## SOURCE MATERIAL

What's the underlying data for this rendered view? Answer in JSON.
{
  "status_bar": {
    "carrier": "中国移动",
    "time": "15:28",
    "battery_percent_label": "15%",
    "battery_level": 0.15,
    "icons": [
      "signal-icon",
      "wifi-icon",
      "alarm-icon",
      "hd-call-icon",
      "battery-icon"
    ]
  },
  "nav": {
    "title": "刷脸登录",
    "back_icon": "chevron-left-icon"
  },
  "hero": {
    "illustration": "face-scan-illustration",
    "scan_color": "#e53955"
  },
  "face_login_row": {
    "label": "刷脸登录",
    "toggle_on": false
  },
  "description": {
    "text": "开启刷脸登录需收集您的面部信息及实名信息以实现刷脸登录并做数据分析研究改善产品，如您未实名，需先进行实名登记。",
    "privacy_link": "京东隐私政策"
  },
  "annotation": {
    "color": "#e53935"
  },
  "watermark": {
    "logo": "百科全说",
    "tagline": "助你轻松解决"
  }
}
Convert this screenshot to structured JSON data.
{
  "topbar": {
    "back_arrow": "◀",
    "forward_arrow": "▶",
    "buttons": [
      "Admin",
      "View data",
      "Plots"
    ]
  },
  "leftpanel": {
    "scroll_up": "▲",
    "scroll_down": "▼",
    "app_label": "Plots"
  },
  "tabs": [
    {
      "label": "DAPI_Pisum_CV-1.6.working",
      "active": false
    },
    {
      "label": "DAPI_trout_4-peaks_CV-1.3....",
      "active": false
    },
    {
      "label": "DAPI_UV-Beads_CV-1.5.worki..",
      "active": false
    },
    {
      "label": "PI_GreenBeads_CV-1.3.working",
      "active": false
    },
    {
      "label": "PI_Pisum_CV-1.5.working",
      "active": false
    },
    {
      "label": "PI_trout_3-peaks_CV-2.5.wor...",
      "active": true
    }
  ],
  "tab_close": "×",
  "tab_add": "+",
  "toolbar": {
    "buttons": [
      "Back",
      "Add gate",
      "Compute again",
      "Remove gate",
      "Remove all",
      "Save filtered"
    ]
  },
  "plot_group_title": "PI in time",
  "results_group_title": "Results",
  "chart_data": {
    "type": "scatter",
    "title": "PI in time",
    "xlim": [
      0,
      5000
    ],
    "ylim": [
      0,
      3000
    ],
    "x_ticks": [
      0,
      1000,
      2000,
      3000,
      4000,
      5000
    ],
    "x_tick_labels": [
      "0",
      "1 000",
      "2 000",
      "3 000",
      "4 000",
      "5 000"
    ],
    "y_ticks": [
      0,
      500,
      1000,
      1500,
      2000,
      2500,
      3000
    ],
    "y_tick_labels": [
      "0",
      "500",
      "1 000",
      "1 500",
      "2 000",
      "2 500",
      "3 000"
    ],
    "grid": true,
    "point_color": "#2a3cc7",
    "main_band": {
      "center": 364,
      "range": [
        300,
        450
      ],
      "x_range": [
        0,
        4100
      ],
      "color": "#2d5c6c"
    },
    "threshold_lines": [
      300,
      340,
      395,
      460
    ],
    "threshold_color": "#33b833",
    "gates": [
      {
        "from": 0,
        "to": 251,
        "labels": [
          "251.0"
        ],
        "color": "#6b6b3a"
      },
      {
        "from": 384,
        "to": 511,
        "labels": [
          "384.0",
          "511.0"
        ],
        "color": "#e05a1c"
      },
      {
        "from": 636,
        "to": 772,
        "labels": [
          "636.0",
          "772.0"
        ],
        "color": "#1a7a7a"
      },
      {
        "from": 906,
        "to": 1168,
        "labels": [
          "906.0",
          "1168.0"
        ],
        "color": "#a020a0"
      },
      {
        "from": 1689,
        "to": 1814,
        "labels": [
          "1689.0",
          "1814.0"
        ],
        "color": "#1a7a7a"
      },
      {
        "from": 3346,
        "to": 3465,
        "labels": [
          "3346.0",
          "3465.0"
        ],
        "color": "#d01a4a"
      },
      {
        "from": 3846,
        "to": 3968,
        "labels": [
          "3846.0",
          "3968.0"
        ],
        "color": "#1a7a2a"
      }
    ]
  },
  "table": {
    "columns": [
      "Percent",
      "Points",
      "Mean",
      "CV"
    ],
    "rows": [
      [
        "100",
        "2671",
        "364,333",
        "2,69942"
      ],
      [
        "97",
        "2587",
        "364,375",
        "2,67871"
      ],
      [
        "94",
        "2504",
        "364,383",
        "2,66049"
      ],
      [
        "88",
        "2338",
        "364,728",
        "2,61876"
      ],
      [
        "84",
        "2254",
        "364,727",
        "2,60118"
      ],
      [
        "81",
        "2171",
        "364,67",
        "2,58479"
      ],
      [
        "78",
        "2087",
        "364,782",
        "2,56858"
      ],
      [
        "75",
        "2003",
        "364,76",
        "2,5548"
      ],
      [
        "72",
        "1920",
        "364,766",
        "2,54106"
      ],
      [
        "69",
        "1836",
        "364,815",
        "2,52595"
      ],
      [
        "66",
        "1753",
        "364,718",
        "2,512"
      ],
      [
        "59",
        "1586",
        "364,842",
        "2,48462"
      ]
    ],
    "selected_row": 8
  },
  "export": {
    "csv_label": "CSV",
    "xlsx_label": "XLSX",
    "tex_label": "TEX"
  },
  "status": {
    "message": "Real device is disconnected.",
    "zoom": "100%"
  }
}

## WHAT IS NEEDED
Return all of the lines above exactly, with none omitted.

## RESULT OF THE EXERCISE
What's the underlying data for this rendered view? Answer in JSON.
{
  "status_bar": {
    "carrier": "中国移动",
    "time": "15:28",
    "battery_percent_label": "15%",
    "battery_level": 0.15,
    "icons": [
      "signal-icon",
      "wifi-icon",
      "alarm-icon",
      "hd-call-icon",
      "battery-icon"
    ]
  },
  "nav": {
    "title": "刷脸登录",
    "back_icon": "chevron-left-icon"
  },
  "hero": {
    "illustration": "face-scan-illustration",
    "scan_color": "#e53955"
  },
  "face_login_row": {
    "label": "刷脸登录",
    "toggle_on": false
  },
  "description": {
    "text": "开启刷脸登录需收集您的面部信息及实名信息以实现刷脸登录并做数据分析研究改善产品，如您未实名，需先进行实名登记。",
    "privacy_link": "京东隐私政策"
  },
  "annotation": {
    "color": "#e53935"
  },
  "watermark": {
    "logo": "百科全说",
    "tagline": "助你轻松解决"
  }
}
Convert this screenshot to structured JSON data.
{
  "topbar": {
    "back_arrow": "◀",
    "forward_arrow": "▶",
    "buttons": [
      "Admin",
      "View data",
      "Plots"
    ]
  },
  "leftpanel": {
    "scroll_up": "▲",
    "scroll_down": "▼",
    "app_label": "Plots"
  },
  "tabs": [
    {
      "label": "DAPI_Pisum_CV-1.6.working",
      "active": false
    },
    {
      "label": "DAPI_trout_4-peaks_CV-1.3....",
      "active": false
    },
    {
      "label": "DAPI_UV-Beads_CV-1.5.worki..",
      "active": false
    },
    {
      "label": "PI_GreenBeads_CV-1.3.working",
      "active": false
    },
    {
      "label": "PI_Pisum_CV-1.5.working",
      "active": false
    },
    {
      "label": "PI_trout_3-peaks_CV-2.5.wor...",
      "active": true
    }
  ],
  "tab_close": "×",
  "tab_add": "+",
  "toolbar": {
    "buttons": [
      "Back",
      "Add gate",
      "Compute again",
      "Remove gate",
      "Remove all",
      "Save filtered"
    ]
  },
  "plot_group_title": "PI in time",
  "results_group_title": "Results",
  "chart_data": {
    "type": "scatter",
    "title": "PI in time",
    "xlim": [
      0,
      5000
    ],
    "ylim": [
      0,
      3000
    ],
    "x_ticks": [
      0,
      1000,
      2000,
      3000,
      4000,
      5000
    ],
    "x_tick_labels": [
      "0",
      "1 000",
      "2 000",
      "3 000",
      "4 000",
      "5 000"
    ],
    "y_ticks": [
      0,
      500,
      1000,
      1500,
      2000,
      2500,
      3000
    ],
    "y_tick_labels": [
      "0",
      "500",
      "1 000",
      "1 500",
      "2 000",
      "2 500",
      "3 000"
    ],
    "grid": true,
    "point_color": "#2a3cc7",
    "main_band": {
      "center": 364,
      "range": [
        300,
        450
      ],
      "x_range": [
        0,
        4100
      ],
      "color": "#2d5c6c"
    },
    "threshold_lines": [
      300,
      340,
      395,
      460
    ],
    "threshold_color": "#33b833",
    "gates": [
      {
        "from": 0,
        "to": 251,
        "labels": [
          "251.0"
        ],
        "color": "#6b6b3a"
      },
      {
        "from": 384,
        "to": 511,
        "labels": [
          "384.0",
          "511.0"
        ],
        "color": "#e05a1c"
      },
      {
        "from": 636,
        "to": 772,
        "labels": [
          "636.0",
          "772.0"
        ],
        "color": "#1a7a7a"
      },
      {
        "from": 906,
        "to": 1168,
        "labels": [
          "906.0",
          "1168.0"
        ],
        "color": "#a020a0"
      },
      {
        "from": 1689,
        "to": 1814,
        "labels": [
          "1689.0",
          "1814.0"
        ],
        "color": "#1a7a7a"
      },
      {
        "from": 3346,
        "to": 3465,
        "labels": [
          "3346.0",
          "3465.0"
        ],
        "color": "#d01a4a"
      },
      {
        "from": 3846,
        "to": 3968,
        "labels": [
          "3846.0",
          "3968.0"
        ],
        "color": "#1a7a2a"
      }
    ]
  },
  "table": {
    "columns": [
      "Percent",
      "Points",
      "Mean",
      "CV"
    ],
    "rows": [
      [
        "100",
        "2671",
        "364,333",
        "2,69942"
      ],
      [
        "97",
        "2587",
        "364,375",
        "2,67871"
      ],
      [
        "94",
        "2504",
        "364,383",
        "2,66049"
      ],
      [
        "88",
        "2338",
        "364,728",
        "2,61876"
      ],
      [
        "84",
        "2254",
        "364,727",
        "2,60118"
      ],
      [
        "81",
        "2171",
        "364,67",
        "2,58479"
      ],
      [
        "78",
        "2087",
        "364,782",
        "2,56858"
      ],
      [
        "75",
        "2003",
        "364,76",
        "2,5548"
      ],
      [
        "72",
        "1920",
        "364,766",
        "2,54106"
      ],
      [
        "69",
        "1836",
        "364,815",
        "2,52595"
      ],
      [
        "66",
        "1753",
        "364,718",
        "2,512"
      ],
      [
        "59",
        "1586",
        "364,842",
        "2,48462"
      ]
    ],
    "selected_row": 8
  },
  "export": {
    "csv_label": "CSV",
    "xlsx_label": "XLSX",
    "tex_label": "TEX"
  },
  "status": {
    "message": "Real device is disconnected.",
    "zoom": "100%"
  }
}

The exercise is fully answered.